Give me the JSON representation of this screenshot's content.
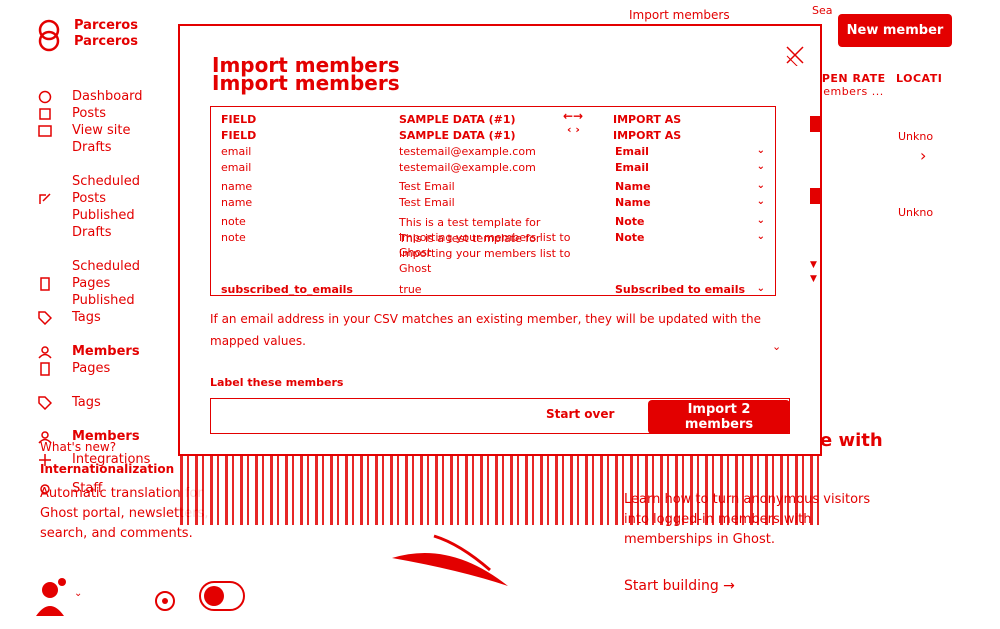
{
  "brand": {
    "line1": "Parceros",
    "line2": "Parceros"
  },
  "sidebar": {
    "items": [
      {
        "label": "Dashboard",
        "icon": "dashboard-icon"
      },
      {
        "label": "Posts",
        "icon": "posts-icon"
      },
      {
        "label": "View site",
        "icon": "view-site-icon"
      },
      {
        "label": "Drafts",
        "icon": ""
      },
      {
        "label": "Scheduled",
        "icon": ""
      },
      {
        "label": "Posts",
        "icon": ""
      },
      {
        "label": "Published",
        "icon": "edit-icon"
      },
      {
        "label": "Drafts",
        "icon": ""
      },
      {
        "label": "Scheduled",
        "icon": ""
      },
      {
        "label": "Pages",
        "icon": "pages-icon"
      },
      {
        "label": "Published",
        "icon": ""
      },
      {
        "label": "Tags",
        "icon": "tag-icon"
      },
      {
        "label": "Members",
        "icon": "members-icon"
      },
      {
        "label": "Pages",
        "icon": "pages-icon"
      },
      {
        "label": "Tags",
        "icon": "tag-icon"
      },
      {
        "label": "Members",
        "icon": "members-icon"
      }
    ],
    "whats_new": "What's new?",
    "integrations": "Integrations",
    "staff": "Staff",
    "intl_title": "Internationalization",
    "intl_desc": "Automatic translation for Ghost portal, newsletters, search, and comments."
  },
  "header": {
    "import_link": "Import members",
    "search_fragment": "Sea",
    "new_member": "New member"
  },
  "columns": {
    "open_rate": "OPEN RATE",
    "open_rate_sub": "members ...",
    "location": "LOCATI"
  },
  "unknown": [
    "Unkno",
    "Unkno"
  ],
  "background": {
    "title_fragment": "e with",
    "promo": "Learn how to turn anonymous visitors into logged-in members with memberships in Ghost.",
    "start_building": "Start building →"
  },
  "modal": {
    "title": "Import members",
    "title_dup": "Import members",
    "headers": {
      "field": "FIELD",
      "sample": "SAMPLE DATA (#1)",
      "import_as": "IMPORT AS"
    },
    "rows": [
      {
        "field": "email",
        "sample": "testemail@example.com",
        "import_as": "Email"
      },
      {
        "field": "name",
        "sample": "Test Email",
        "import_as": "Name"
      },
      {
        "field": "note",
        "sample": "This is a test template for importing your members list to Ghost",
        "import_as": "Note"
      },
      {
        "field": "subscribed_to_emails",
        "sample": "true",
        "import_as": "Subscribed to emails"
      }
    ],
    "info": "If an email address in your CSV matches an existing member, they will be updated with the mapped values.",
    "label_title": "Label these members",
    "start_over": "Start over",
    "import_button": "Import 2 members"
  },
  "colors": {
    "accent": "#e30000",
    "background": "#ffffff"
  }
}
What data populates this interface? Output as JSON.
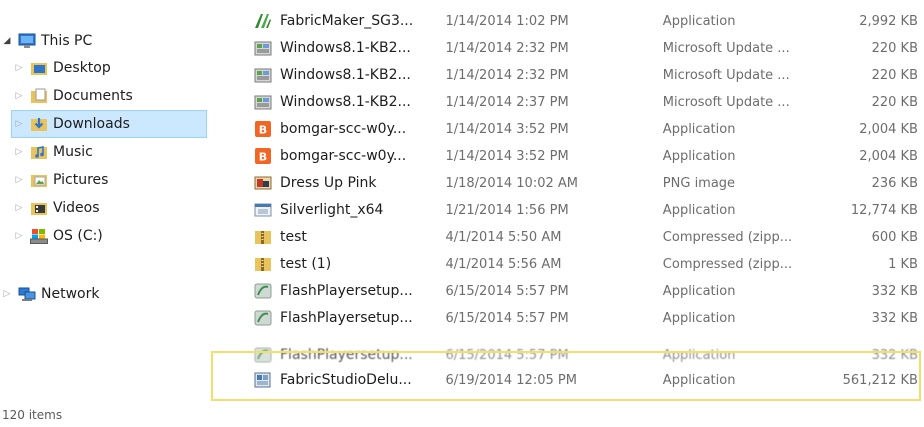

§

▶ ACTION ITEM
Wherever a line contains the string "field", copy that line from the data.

▶ ANSWER TO THE EXERCISE
      "field": "FIELD",
        "field": "email",
        "field": "name",
        "field": "note",
        "field": "subscribed_to_emails",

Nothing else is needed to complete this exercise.